By W. Gart Johnson, 1893
Orlando, Fla., July 18, 1893.
It was on the morning of the 3rd of July, 1863, at Gettysburg. On the evening before Hood and McLaw's divisions of Longstreet's corps, on the right wing, had driven the enemy from all his positions on the open plain to the stronghold of Cemetery Ridge. My company (C, 18th Mississippi), with others, was occupying the extreme front picket line in direct range of the sharpshooters. We were in the edge of an apple orchard. Adjutant Harmon, of the 13th Mississippi, and I were hugging a pile of rubbish, anything to hide behind, that we had thrown together, when Gens. Lee and Longstreet—on foot, no aids, orderlies or couriers, fifteen or twenty steps apart, field glasses in hand—came walking past us, stopping now and then to take observations. They were arranging, as we soon found out, for the famous charge of Pickett's division. As Gen. Lee halted in a few feet of us, knowing the imminent danger he was in, one of us said, "Gen. Lee, you are running a very great risk." At that moment the searching minnie was cutting close to him, showing that he was the mark aimed at. He went on with his observations as calm and serene as if he was viewing a landscape. A few minutes afterward we heard him say to I,ongstreet, in substance, " Mass your artillery behind that hill," pointing to a ridge just in our rear " and at the signal bring your guns to the top of the ridge and turn them loose." It put us to thinking of what would become of us—the picket line. We could not leave our posts; we were in plain view of the enemy, without protection except from small arms; we had no utensils with which to throw up earthworks. We knew the shells from our guns would go over us, but those of the enemy! Well, spades or no spades, we went into that ground quicker than you would think. We were like the fellow after the ground hog, it had to be done. Bayonets, pieces of board, any thing to get out of sight. Two or three to a hole, and we went in like gophers.

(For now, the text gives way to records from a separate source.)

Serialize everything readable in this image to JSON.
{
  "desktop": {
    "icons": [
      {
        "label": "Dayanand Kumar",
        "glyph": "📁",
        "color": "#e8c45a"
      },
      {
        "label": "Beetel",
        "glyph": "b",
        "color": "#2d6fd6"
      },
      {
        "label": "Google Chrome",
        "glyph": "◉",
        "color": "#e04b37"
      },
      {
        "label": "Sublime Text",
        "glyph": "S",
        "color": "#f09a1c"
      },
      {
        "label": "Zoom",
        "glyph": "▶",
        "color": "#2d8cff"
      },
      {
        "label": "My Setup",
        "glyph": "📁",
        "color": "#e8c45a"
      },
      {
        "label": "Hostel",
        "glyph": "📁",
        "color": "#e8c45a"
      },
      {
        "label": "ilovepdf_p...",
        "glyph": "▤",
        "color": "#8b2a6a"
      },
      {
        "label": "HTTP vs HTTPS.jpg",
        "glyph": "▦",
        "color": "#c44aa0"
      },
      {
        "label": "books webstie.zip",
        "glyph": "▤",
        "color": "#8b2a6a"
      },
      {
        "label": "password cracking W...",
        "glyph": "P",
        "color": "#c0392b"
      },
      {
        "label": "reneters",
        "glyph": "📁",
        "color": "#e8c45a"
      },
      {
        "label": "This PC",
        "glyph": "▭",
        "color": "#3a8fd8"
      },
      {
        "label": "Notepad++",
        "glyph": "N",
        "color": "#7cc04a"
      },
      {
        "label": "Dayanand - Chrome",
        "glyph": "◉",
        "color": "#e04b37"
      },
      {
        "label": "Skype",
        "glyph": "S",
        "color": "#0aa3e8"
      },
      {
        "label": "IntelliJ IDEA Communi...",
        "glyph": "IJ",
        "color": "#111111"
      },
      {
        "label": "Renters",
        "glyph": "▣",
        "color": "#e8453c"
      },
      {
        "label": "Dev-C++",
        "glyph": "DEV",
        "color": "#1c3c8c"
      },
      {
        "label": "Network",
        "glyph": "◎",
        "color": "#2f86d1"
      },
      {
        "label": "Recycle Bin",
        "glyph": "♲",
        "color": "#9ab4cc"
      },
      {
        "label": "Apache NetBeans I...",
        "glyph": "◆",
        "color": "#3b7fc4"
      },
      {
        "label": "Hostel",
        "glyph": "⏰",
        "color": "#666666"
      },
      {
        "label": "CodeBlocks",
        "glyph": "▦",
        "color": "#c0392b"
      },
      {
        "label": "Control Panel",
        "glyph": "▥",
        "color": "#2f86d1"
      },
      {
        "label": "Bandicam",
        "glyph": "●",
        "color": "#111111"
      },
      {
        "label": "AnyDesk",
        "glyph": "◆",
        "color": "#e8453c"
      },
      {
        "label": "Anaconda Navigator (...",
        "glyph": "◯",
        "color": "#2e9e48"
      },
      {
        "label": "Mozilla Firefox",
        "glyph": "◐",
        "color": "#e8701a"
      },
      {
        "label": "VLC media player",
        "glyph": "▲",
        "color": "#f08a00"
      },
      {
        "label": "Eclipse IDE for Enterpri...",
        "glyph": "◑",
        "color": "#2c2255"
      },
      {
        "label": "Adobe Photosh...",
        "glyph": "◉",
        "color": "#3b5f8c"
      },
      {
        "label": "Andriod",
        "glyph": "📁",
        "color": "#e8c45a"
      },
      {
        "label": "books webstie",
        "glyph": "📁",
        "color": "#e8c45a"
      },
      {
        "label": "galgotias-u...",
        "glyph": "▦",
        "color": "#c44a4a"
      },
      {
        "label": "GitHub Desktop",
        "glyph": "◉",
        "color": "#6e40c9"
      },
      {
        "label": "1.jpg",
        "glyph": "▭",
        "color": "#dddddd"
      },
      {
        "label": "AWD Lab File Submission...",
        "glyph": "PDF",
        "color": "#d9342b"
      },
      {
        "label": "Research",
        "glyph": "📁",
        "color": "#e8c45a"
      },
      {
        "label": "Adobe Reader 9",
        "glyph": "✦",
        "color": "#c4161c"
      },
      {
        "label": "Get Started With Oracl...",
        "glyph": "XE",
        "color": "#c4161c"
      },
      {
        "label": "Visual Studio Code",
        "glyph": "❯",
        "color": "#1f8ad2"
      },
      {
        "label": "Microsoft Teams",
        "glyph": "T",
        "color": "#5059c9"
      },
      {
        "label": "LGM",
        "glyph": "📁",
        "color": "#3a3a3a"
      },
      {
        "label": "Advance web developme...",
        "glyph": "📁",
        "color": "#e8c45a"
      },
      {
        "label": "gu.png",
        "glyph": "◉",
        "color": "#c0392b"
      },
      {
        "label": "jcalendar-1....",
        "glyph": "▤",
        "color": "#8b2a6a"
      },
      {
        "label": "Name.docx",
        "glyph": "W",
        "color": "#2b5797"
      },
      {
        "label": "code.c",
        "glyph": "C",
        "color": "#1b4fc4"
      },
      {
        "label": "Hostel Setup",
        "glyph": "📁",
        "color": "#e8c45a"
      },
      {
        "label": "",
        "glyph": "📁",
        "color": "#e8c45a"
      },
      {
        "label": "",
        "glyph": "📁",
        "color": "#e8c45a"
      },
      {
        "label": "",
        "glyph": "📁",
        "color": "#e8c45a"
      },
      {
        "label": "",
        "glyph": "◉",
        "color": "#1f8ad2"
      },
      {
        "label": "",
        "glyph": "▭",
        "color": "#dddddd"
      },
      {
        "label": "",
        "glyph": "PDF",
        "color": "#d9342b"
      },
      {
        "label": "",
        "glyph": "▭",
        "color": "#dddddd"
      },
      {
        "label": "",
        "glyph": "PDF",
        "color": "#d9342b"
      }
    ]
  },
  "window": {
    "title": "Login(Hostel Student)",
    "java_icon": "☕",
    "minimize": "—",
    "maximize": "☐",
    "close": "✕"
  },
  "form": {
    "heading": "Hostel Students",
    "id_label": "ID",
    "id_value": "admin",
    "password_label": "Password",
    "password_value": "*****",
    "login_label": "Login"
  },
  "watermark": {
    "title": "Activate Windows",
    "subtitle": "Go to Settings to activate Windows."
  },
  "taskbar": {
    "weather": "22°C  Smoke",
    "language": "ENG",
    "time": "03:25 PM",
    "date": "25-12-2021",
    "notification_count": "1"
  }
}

That was the grandest and at the same time the most terrible artillery duel I ever witnessed. Think of it. There were sixty-five (I was told) of our of our own pieces on that one spot, and more on another portion of our line, all firing as fast as they could, and the cannon of the enemy replying. I don't know how long it lasted. When it stopped on our side Pickett's division charged! They had to march over us. Doing nothing myself, I had time to look. It was one of the grandest sights ever mortal eyes looked upon. It makes me shudder now, as I see the shells plow through the ranks of that gallant band.
This article is from the Confederate Veteran, Vol. I, No. 8, Nashville, Tenn., August, 1893.